== WHAT TO PRODUCE ==
Pull each line containing "color" from the data.

START DATA EXCERPTS

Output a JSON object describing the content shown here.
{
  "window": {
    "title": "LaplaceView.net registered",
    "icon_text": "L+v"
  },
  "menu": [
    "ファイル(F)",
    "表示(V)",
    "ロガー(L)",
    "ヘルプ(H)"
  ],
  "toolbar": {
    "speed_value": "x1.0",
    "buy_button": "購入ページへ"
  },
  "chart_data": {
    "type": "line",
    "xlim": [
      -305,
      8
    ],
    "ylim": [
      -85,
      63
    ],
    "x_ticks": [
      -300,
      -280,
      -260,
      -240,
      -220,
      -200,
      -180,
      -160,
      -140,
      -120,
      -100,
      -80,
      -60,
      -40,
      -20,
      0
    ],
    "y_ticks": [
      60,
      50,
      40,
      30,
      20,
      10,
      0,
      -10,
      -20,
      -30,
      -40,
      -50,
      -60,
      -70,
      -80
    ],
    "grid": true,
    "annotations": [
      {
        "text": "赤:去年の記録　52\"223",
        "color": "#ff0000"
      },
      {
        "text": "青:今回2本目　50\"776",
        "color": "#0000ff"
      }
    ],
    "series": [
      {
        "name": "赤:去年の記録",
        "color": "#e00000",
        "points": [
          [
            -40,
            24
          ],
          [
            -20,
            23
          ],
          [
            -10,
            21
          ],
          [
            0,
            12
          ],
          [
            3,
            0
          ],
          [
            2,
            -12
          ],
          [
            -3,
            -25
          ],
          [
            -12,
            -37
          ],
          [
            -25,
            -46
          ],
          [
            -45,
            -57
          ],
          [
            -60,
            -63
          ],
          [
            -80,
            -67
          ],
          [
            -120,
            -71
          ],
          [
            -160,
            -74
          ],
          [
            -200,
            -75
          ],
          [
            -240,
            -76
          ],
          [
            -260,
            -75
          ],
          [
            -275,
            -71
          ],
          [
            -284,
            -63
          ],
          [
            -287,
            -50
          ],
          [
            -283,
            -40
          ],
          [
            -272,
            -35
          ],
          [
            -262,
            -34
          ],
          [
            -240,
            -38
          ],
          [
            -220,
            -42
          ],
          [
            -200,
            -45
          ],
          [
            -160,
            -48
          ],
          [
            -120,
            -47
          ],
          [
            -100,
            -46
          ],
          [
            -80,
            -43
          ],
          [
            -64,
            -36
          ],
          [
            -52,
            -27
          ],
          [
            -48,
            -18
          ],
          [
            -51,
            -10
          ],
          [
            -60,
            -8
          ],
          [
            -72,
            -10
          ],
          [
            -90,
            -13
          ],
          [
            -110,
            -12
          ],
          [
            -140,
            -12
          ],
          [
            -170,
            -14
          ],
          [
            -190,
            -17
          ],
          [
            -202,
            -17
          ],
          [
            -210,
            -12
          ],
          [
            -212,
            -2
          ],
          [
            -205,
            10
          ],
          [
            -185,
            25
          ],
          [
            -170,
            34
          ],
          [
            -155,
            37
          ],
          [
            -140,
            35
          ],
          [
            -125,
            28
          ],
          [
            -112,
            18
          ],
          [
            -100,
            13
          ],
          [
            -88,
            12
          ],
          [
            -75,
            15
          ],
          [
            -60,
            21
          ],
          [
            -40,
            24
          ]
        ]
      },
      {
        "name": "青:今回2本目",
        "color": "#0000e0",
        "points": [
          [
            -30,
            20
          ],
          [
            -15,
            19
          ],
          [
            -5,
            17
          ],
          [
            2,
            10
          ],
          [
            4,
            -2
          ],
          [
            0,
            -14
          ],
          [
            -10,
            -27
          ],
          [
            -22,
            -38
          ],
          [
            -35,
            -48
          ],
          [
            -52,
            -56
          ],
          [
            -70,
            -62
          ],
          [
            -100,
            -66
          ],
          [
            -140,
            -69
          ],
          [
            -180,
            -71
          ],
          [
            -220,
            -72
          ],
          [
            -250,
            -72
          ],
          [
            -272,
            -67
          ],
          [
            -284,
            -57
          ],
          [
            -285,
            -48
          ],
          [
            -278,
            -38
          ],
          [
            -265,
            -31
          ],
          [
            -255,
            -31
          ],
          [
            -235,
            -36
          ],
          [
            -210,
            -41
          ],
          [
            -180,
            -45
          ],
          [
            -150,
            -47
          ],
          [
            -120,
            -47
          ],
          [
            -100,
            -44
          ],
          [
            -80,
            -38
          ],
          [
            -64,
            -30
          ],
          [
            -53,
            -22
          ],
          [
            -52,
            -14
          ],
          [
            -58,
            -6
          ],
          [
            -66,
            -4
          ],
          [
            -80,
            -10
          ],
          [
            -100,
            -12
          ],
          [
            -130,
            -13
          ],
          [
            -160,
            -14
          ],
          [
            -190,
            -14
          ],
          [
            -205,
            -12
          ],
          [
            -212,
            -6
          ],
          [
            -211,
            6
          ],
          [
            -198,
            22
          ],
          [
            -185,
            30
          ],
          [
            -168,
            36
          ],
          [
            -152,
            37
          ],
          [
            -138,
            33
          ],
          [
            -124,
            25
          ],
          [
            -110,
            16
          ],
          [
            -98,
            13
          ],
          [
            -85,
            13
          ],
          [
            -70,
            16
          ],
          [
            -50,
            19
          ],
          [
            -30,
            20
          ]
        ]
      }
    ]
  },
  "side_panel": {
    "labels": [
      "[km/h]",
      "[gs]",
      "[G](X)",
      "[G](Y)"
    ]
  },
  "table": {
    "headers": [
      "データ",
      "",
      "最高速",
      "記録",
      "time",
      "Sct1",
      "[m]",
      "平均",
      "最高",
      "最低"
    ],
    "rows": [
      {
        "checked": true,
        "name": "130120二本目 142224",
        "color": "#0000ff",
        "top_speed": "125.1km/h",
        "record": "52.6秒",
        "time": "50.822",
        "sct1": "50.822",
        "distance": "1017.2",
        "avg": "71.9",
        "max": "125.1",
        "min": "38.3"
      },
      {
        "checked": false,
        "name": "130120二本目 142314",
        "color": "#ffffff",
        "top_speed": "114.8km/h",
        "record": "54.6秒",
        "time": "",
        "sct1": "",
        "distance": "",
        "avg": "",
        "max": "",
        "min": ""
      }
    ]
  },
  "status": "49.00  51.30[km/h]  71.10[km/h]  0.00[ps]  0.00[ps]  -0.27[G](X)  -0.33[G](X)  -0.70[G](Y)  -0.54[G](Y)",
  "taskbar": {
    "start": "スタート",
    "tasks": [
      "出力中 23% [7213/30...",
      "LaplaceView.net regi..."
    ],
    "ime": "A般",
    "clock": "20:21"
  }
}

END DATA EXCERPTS

== THE COMPLETED TASK ==
        "color": "#ff0000"
        "color": "#0000ff"
        "color": "#e00000",
        "color": "#0000e0",
        "color": "#0000ff",
        "color": "#ffffff",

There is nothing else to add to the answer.